**What you have to do:**
Check each line of the data below for the word "English", then extract the ones that have it.
»»
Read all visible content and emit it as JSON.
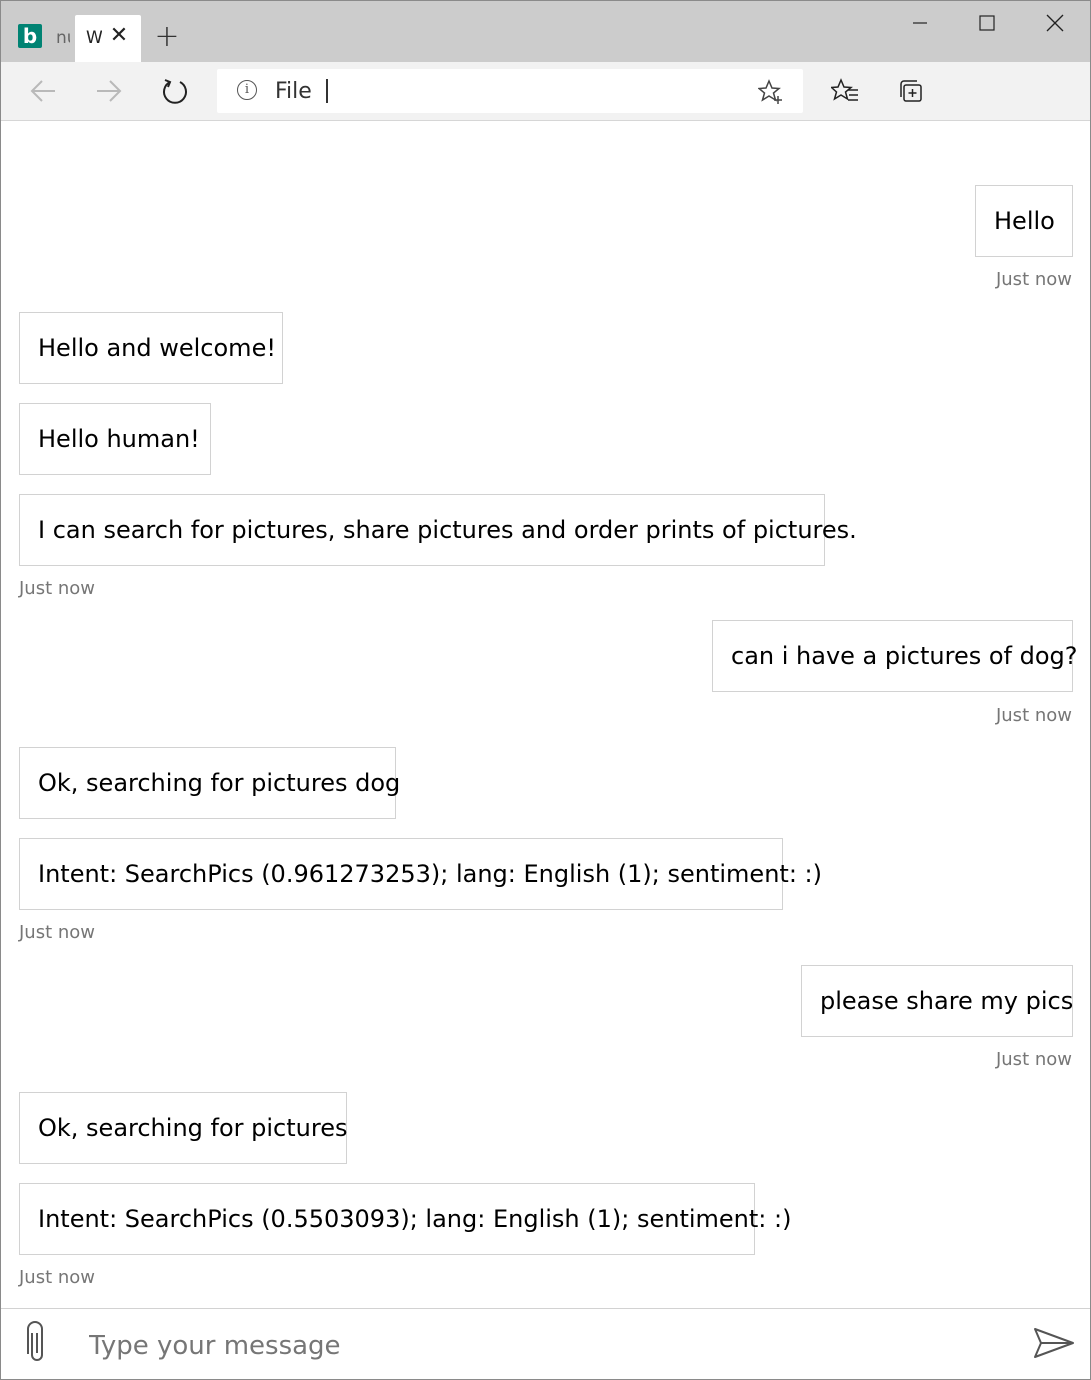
{
  "browser": {
    "tabs": [
      {
        "title": "nu",
        "active": false
      },
      {
        "title": "W",
        "active": true
      }
    ],
    "new_tab_label": "+",
    "address": {
      "scheme_label": "File"
    }
  },
  "chat": {
    "messages": [
      {
        "from": "user",
        "text": "Hello",
        "timestamp": "Just now"
      },
      {
        "from": "bot",
        "text": "Hello and welcome!"
      },
      {
        "from": "bot",
        "text": "Hello human!"
      },
      {
        "from": "bot",
        "text": "I can search for pictures, share pictures and order prints of pictures.",
        "timestamp": "Just now"
      },
      {
        "from": "user",
        "text": "can i have a pictures of dog?",
        "timestamp": "Just now"
      },
      {
        "from": "bot",
        "text": "Ok, searching for pictures dog"
      },
      {
        "from": "bot",
        "text": "Intent: SearchPics (0.961273253); lang: English (1); sentiment: :)",
        "timestamp": "Just now"
      },
      {
        "from": "user",
        "text": "please share my pics",
        "timestamp": "Just now"
      },
      {
        "from": "bot",
        "text": "Ok, searching for pictures"
      },
      {
        "from": "bot",
        "text": "Intent: SearchPics (0.5503093); lang: English (1); sentiment: :)",
        "timestamp": "Just now"
      }
    ]
  },
  "composer": {
    "placeholder": "Type your message"
  },
  "colors": {
    "titlebar": "#cccccc",
    "toolbar": "#f2f2f2",
    "bing": "#008373",
    "bubble_border": "#d2d2d2",
    "timestamp": "#767676"
  }
}
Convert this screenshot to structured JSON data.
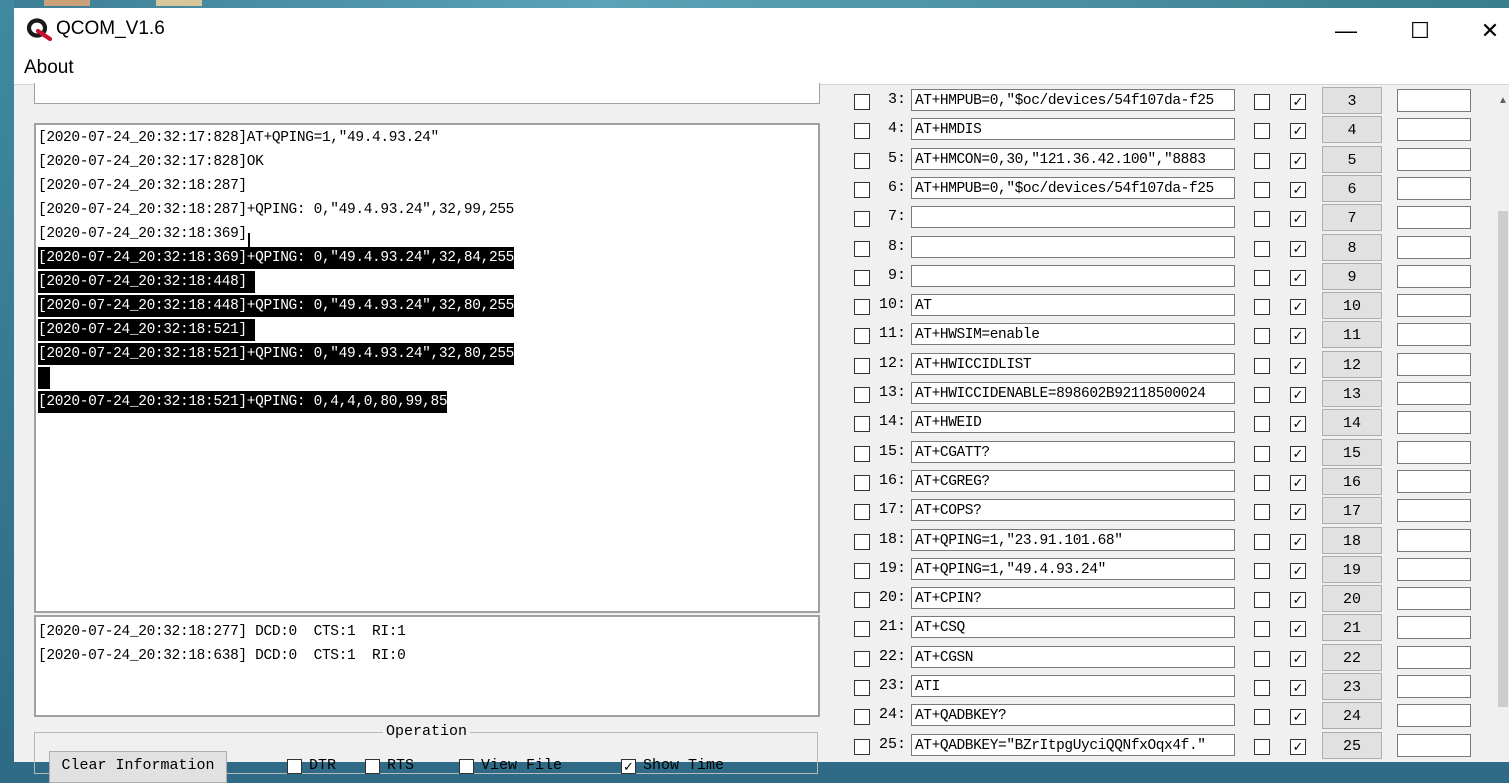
{
  "window": {
    "title": "QCOM_V1.6",
    "minimize": "—",
    "maximize": "☐",
    "close": "✕"
  },
  "menu": {
    "about": "About"
  },
  "receive_log": [
    {
      "text": "[2020-07-24_20:32:17:828]AT+QPING=1,\"49.4.93.24\"",
      "selected": false
    },
    {
      "text": "[2020-07-24_20:32:17:828]OK",
      "selected": false
    },
    {
      "text": "[2020-07-24_20:32:18:287]",
      "selected": false
    },
    {
      "text": "[2020-07-24_20:32:18:287]+QPING: 0,\"49.4.93.24\",32,99,255",
      "selected": false
    },
    {
      "text": "[2020-07-24_20:32:18:369]",
      "selected": false
    },
    {
      "text": "[2020-07-24_20:32:18:369]+QPING: 0,\"49.4.93.24\",32,84,255",
      "selected": true
    },
    {
      "text": "[2020-07-24_20:32:18:448]",
      "selected": true
    },
    {
      "text": "[2020-07-24_20:32:18:448]+QPING: 0,\"49.4.93.24\",32,80,255",
      "selected": true
    },
    {
      "text": "[2020-07-24_20:32:18:521]",
      "selected": true
    },
    {
      "text": "[2020-07-24_20:32:18:521]+QPING: 0,\"49.4.93.24\",32,80,255",
      "selected": true
    },
    {
      "text": "",
      "selected": true
    },
    {
      "text": "[2020-07-24_20:32:18:521]+QPING: 0,4,4,0,80,99,85",
      "selected": true
    }
  ],
  "status_log": [
    "[2020-07-24_20:32:18:277] DCD:0  CTS:1  RI:1",
    "[2020-07-24_20:32:18:638] DCD:0  CTS:1  RI:0"
  ],
  "operation": {
    "label": "Operation",
    "clear_button": "Clear Information",
    "dtr": "DTR",
    "rts": "RTS",
    "view_file": "View File",
    "show_time": "Show Time",
    "show_time_checked": true
  },
  "commands": [
    {
      "num": "3:",
      "cmd": "AT+HMPUB=0,\"$oc/devices/54f107da-f25",
      "btn": "3"
    },
    {
      "num": "4:",
      "cmd": "AT+HMDIS",
      "btn": "4"
    },
    {
      "num": "5:",
      "cmd": "AT+HMCON=0,30,\"121.36.42.100\",\"8883",
      "btn": "5"
    },
    {
      "num": "6:",
      "cmd": "AT+HMPUB=0,\"$oc/devices/54f107da-f25",
      "btn": "6"
    },
    {
      "num": "7:",
      "cmd": "",
      "btn": "7"
    },
    {
      "num": "8:",
      "cmd": "",
      "btn": "8"
    },
    {
      "num": "9:",
      "cmd": "",
      "btn": "9"
    },
    {
      "num": "10:",
      "cmd": "AT",
      "btn": "10"
    },
    {
      "num": "11:",
      "cmd": "AT+HWSIM=enable",
      "btn": "11"
    },
    {
      "num": "12:",
      "cmd": "AT+HWICCIDLIST",
      "btn": "12"
    },
    {
      "num": "13:",
      "cmd": "AT+HWICCIDENABLE=898602B92118500024",
      "btn": "13"
    },
    {
      "num": "14:",
      "cmd": "AT+HWEID",
      "btn": "14"
    },
    {
      "num": "15:",
      "cmd": "AT+CGATT?",
      "btn": "15"
    },
    {
      "num": "16:",
      "cmd": "AT+CGREG?",
      "btn": "16"
    },
    {
      "num": "17:",
      "cmd": "AT+COPS?",
      "btn": "17"
    },
    {
      "num": "18:",
      "cmd": "AT+QPING=1,\"23.91.101.68\"",
      "btn": "18"
    },
    {
      "num": "19:",
      "cmd": "AT+QPING=1,\"49.4.93.24\"",
      "btn": "19"
    },
    {
      "num": "20:",
      "cmd": "AT+CPIN?",
      "btn": "20"
    },
    {
      "num": "21:",
      "cmd": "AT+CSQ",
      "btn": "21"
    },
    {
      "num": "22:",
      "cmd": "AT+CGSN",
      "btn": "22"
    },
    {
      "num": "23:",
      "cmd": "ATI",
      "btn": "23"
    },
    {
      "num": "24:",
      "cmd": "AT+QADBKEY?",
      "btn": "24"
    },
    {
      "num": "25:",
      "cmd": "AT+QADBKEY=\"BZrItpgUyciQQNfxOqx4f.\"",
      "btn": "25"
    }
  ],
  "colors": {
    "selection_bg": "#000000",
    "selection_fg": "#ffffff",
    "logo_red": "#c8102e"
  }
}
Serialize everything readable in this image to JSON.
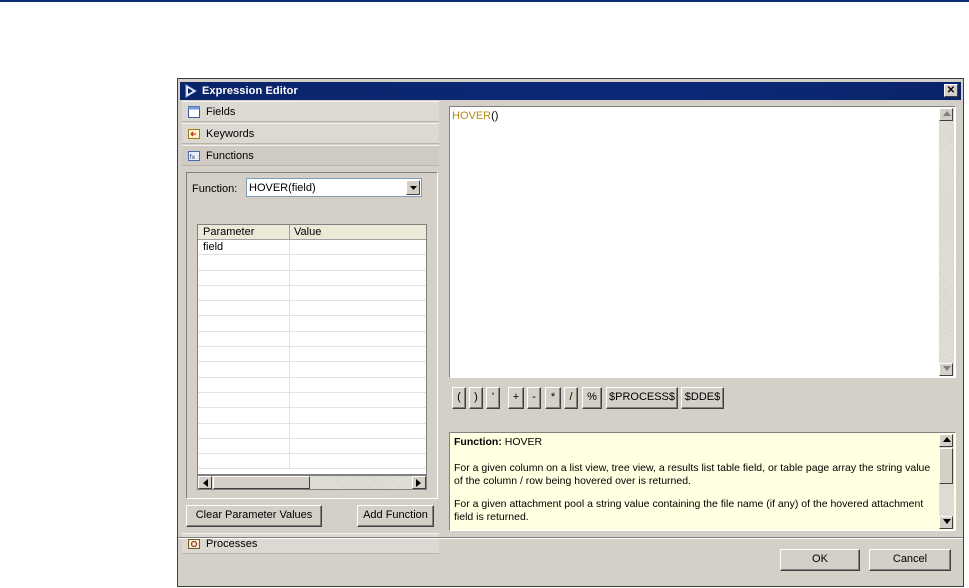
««
**Solved exercise:**
        "text": "Intent: SearchPics (0.961273253); lang: English (1); sentiment: :)",
        "text": "Intent: SearchPics (0.5503093); lang: English (1); sentiment: :)",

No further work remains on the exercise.